So I'm 30. And a woman. And unmarried. And childless. And living in my hometown. Might as well just write me off now. Go ahead, I don't mind. Because I'm 30, and, as it so happens, your opinion isn't really the most important thing to me anymore. (One of the best parts of not being in my 20s.)

I'm starting this blog because I think I might have a terrible memory, and I don't want to forget what thinking and feeling and learning was like at 30 (since I've mostly completely forgotten what it was like at 20). Plus this last birthday hit me pretty hard. Not in that weepy-I'm-so-pathetic-I-can't-get-out-of-bed kind of way. But in that way that some birthdays do where they ask you, beg you, to consider time. 30 seemed to demand a kind of retrospection or introspection that A) 29 didn't and B) I'm not really prone to.

Also, I like sharing stories. I appreciate good ones in any form, and so I thought I'd try my hand at this one. I have some good stories not from this year, but I might share them anyway - just so I can go back and read them later. 
My grandfather was the most incredible storyteller I've ever known. But he never wrote them down, so we all lost those stories when he died. Just in case I have a really really good one, I'd like to save it. For posterity's sake.

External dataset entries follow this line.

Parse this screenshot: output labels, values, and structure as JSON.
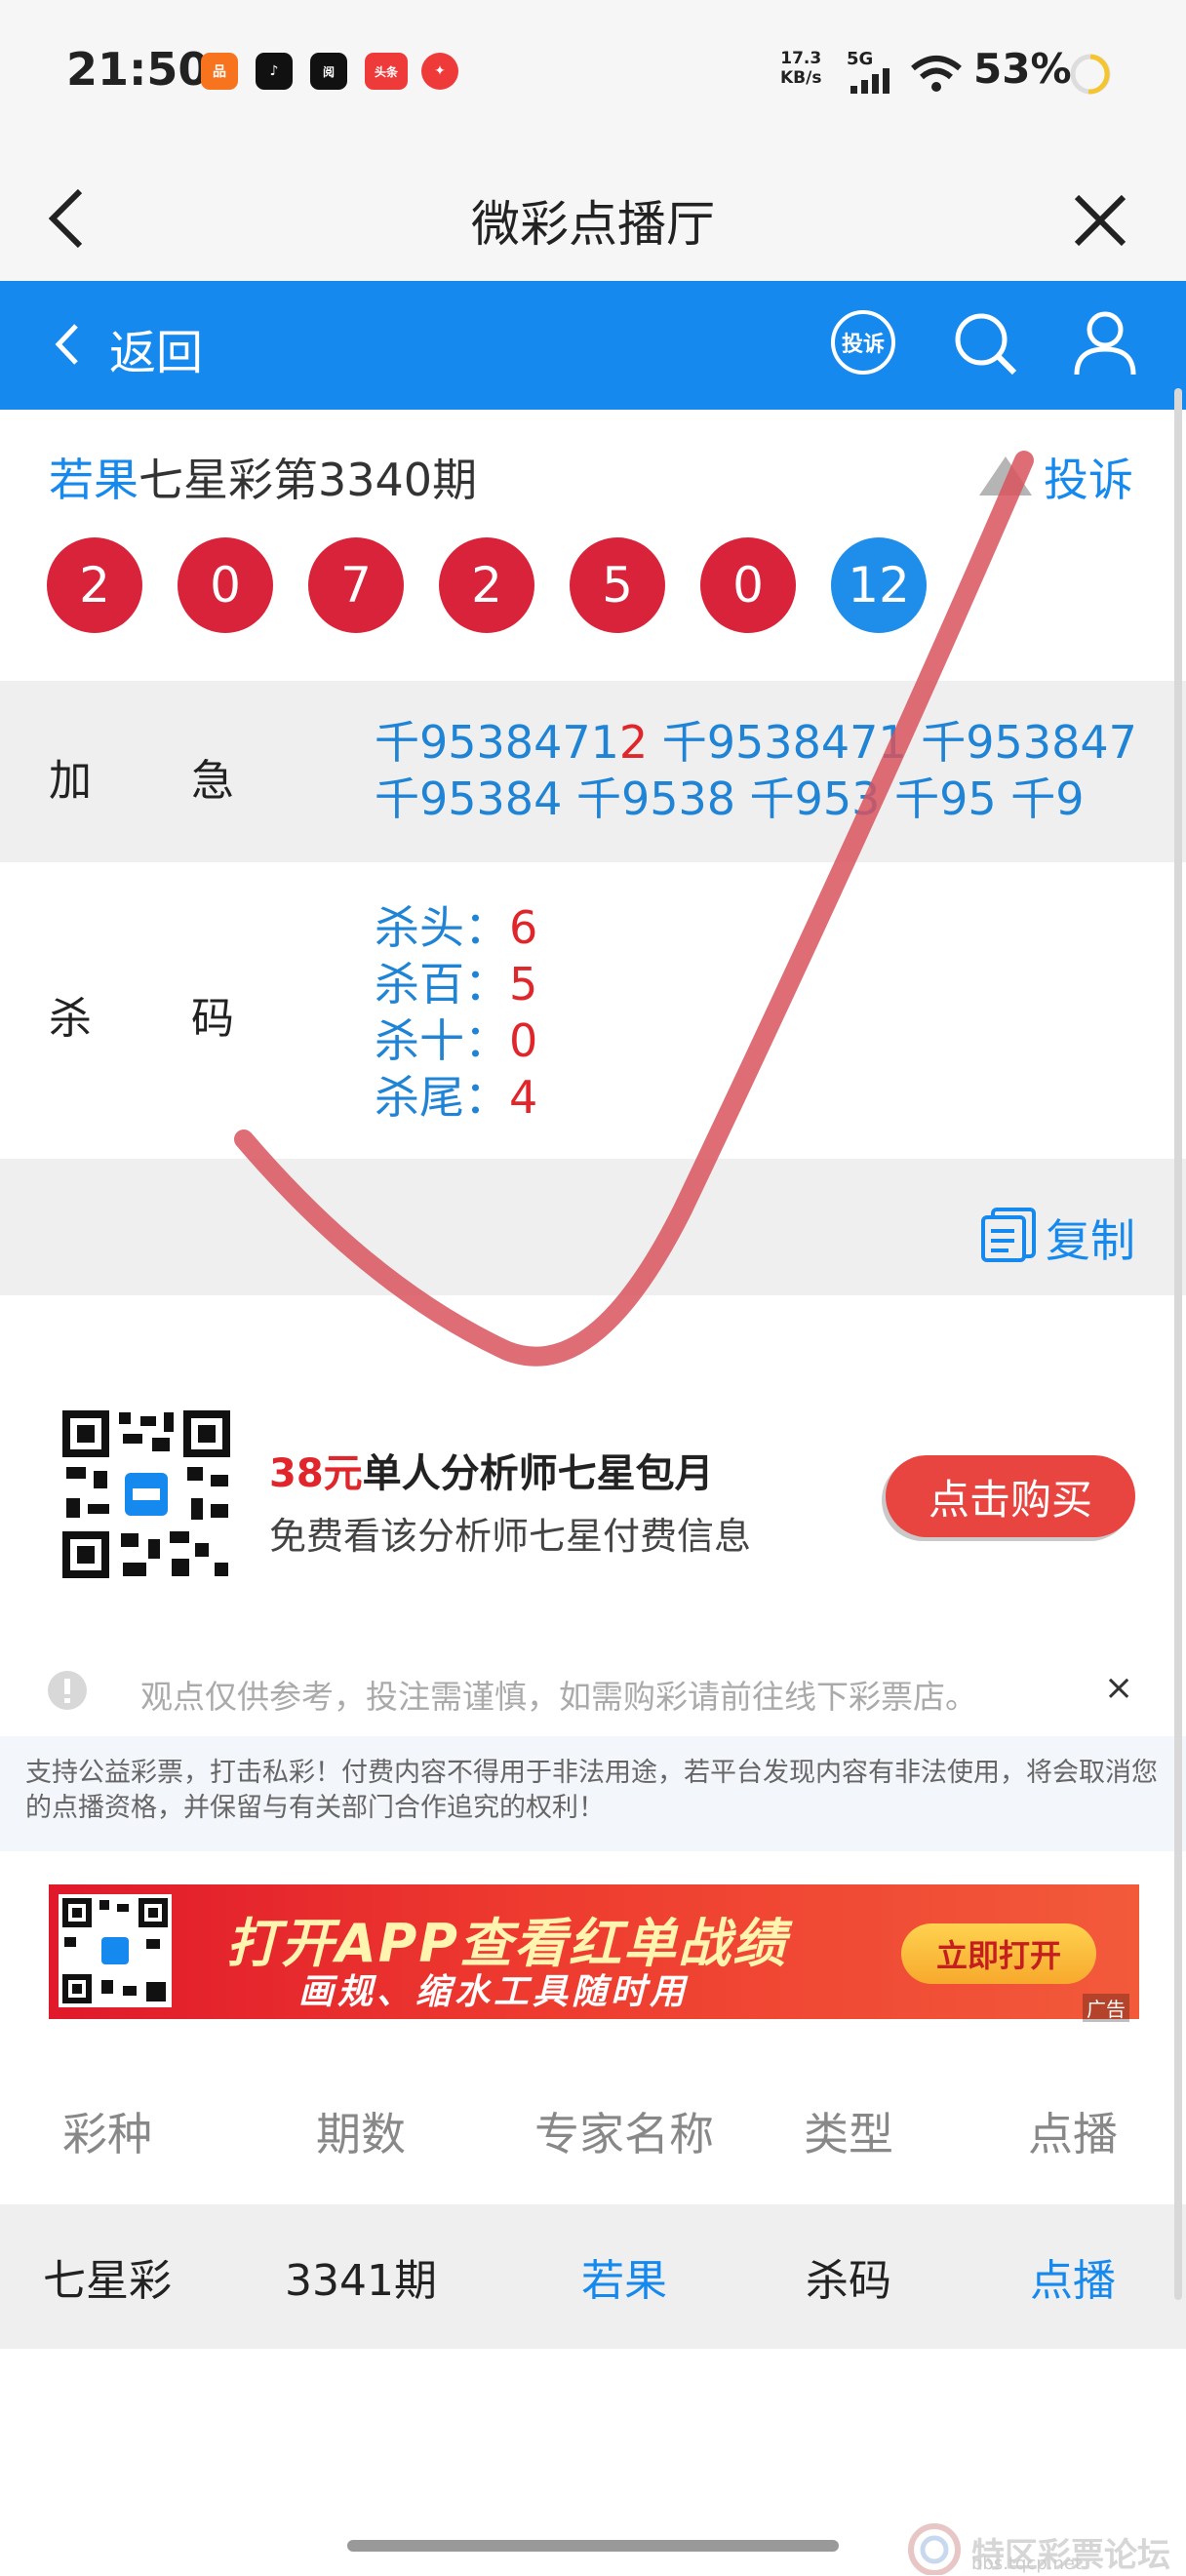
{
  "status_bar": {
    "time": "21:50",
    "speed": "17.3",
    "speed_unit": "KB/s",
    "network": "5G",
    "battery": "53%",
    "apps": [
      {
        "name": "app-1",
        "color": "#f7731d",
        "glyph": "品"
      },
      {
        "name": "tiktok",
        "color": "#111111",
        "glyph": "♪"
      },
      {
        "name": "app-3",
        "color": "#111111",
        "glyph": "阅"
      },
      {
        "name": "toutiao",
        "color": "#ef3a3a",
        "glyph": "头条"
      },
      {
        "name": "app-5",
        "color": "#ef3a3a",
        "glyph": "✦"
      }
    ]
  },
  "title_bar": {
    "title": "微彩点播厅"
  },
  "nav": {
    "back_label": "返回",
    "complain_icon_text": "投诉"
  },
  "header": {
    "author": "若果",
    "title_rest": "七星彩第3340期",
    "complain_label": "投诉",
    "balls": [
      {
        "value": "2",
        "color": "red"
      },
      {
        "value": "0",
        "color": "red"
      },
      {
        "value": "7",
        "color": "red"
      },
      {
        "value": "2",
        "color": "red"
      },
      {
        "value": "5",
        "color": "red"
      },
      {
        "value": "0",
        "color": "red"
      },
      {
        "value": "12",
        "color": "blue"
      }
    ]
  },
  "rows": {
    "jiaji": {
      "label_1": "加",
      "label_2": "急",
      "line1_a": "千9538471",
      "line1_red": "2",
      "line1_b": " 千9538471 千953847",
      "line2": "千95384 千9538 千953 千95 千9"
    },
    "shama": {
      "label_1": "杀",
      "label_2": "码",
      "items": [
        {
          "label": "杀头：",
          "value": "6"
        },
        {
          "label": "杀百：",
          "value": "5"
        },
        {
          "label": "杀十：",
          "value": "0"
        },
        {
          "label": "杀尾：",
          "value": "4"
        }
      ]
    }
  },
  "copy": {
    "label": "复制"
  },
  "promo": {
    "price": "38元",
    "title_rest": "单人分析师七星包月",
    "subtitle": "免费看该分析师七星付费信息",
    "button": "点击购买"
  },
  "notice": {
    "text": "观点仅供参考，投注需谨慎，如需购彩请前往线下彩票店。",
    "close": "×"
  },
  "disclaimer": "支持公益彩票，打击私彩！付费内容不得用于非法用途，若平台发现内容有非法使用，将会取消您的点播资格，并保留与有关部门合作追究的权利！",
  "banner": {
    "title": "打开APP查看红单战绩",
    "subtitle": "画规、缩水工具随时用",
    "button": "立即打开",
    "ad_tag": "广告"
  },
  "table": {
    "headers": [
      "彩种",
      "期数",
      "专家名称",
      "类型",
      "点播"
    ],
    "rows": [
      [
        "七星彩",
        "3341期",
        "若果",
        "杀码",
        "点播"
      ]
    ]
  },
  "watermark": {
    "title": "特区彩票论坛",
    "sub": "bbs.tqcp.net"
  }
}
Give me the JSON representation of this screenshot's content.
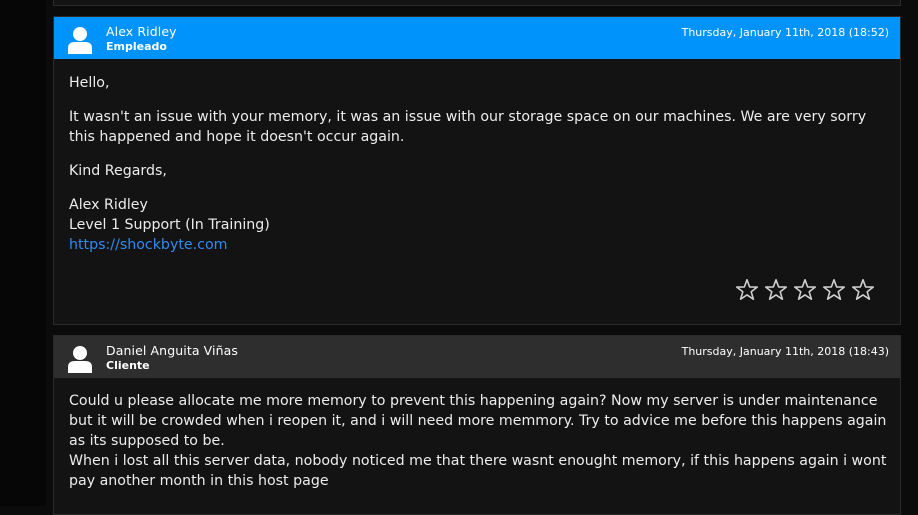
{
  "replies": [
    {
      "author": "Alex Ridley",
      "role": "Empleado",
      "date": "Thursday, January 11th, 2018 (18:52)",
      "greeting": "Hello,",
      "body": "It wasn't an issue with your memory, it was an issue with our storage space on our machines. We are very sorry this happened and hope it doesn't occur again.",
      "closing": "Kind Regards,",
      "signature_name": "Alex Ridley",
      "signature_title": "Level 1 Support (In Training)",
      "signature_link": "https://shockbyte.com",
      "rating_stars": 5,
      "header_color": "#0093fb"
    },
    {
      "author": "Daniel Anguita Viñas",
      "role": "Cliente",
      "date": "Thursday, January 11th, 2018 (18:43)",
      "line1": "Could u please allocate me more memory to prevent this happening again? Now my server is under maintenance but it will be crowded when i reopen it, and i will need more memmory. Try to advice me before this happens again as its supposed to be.",
      "line2": "When i lost all this server data, nobody noticed me that there wasnt enought memory, if this happens again i wont pay another month in this host page",
      "header_color": "#2e2e2e"
    }
  ],
  "icons": {
    "avatar": "user-silhouette-icon",
    "rating": "star-outline-icon"
  }
}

I hope you enjoy some of these posts. If not, don't read 'em. There are so many really incredible things to read out there, so if this doesn't work for you I implore you to find something that does.

If you do enjoy them - please share your thoughts and experiences - we're all in it together, right? Except those 20-somethings. They aren't really in it yet, so let's not ruin it for them.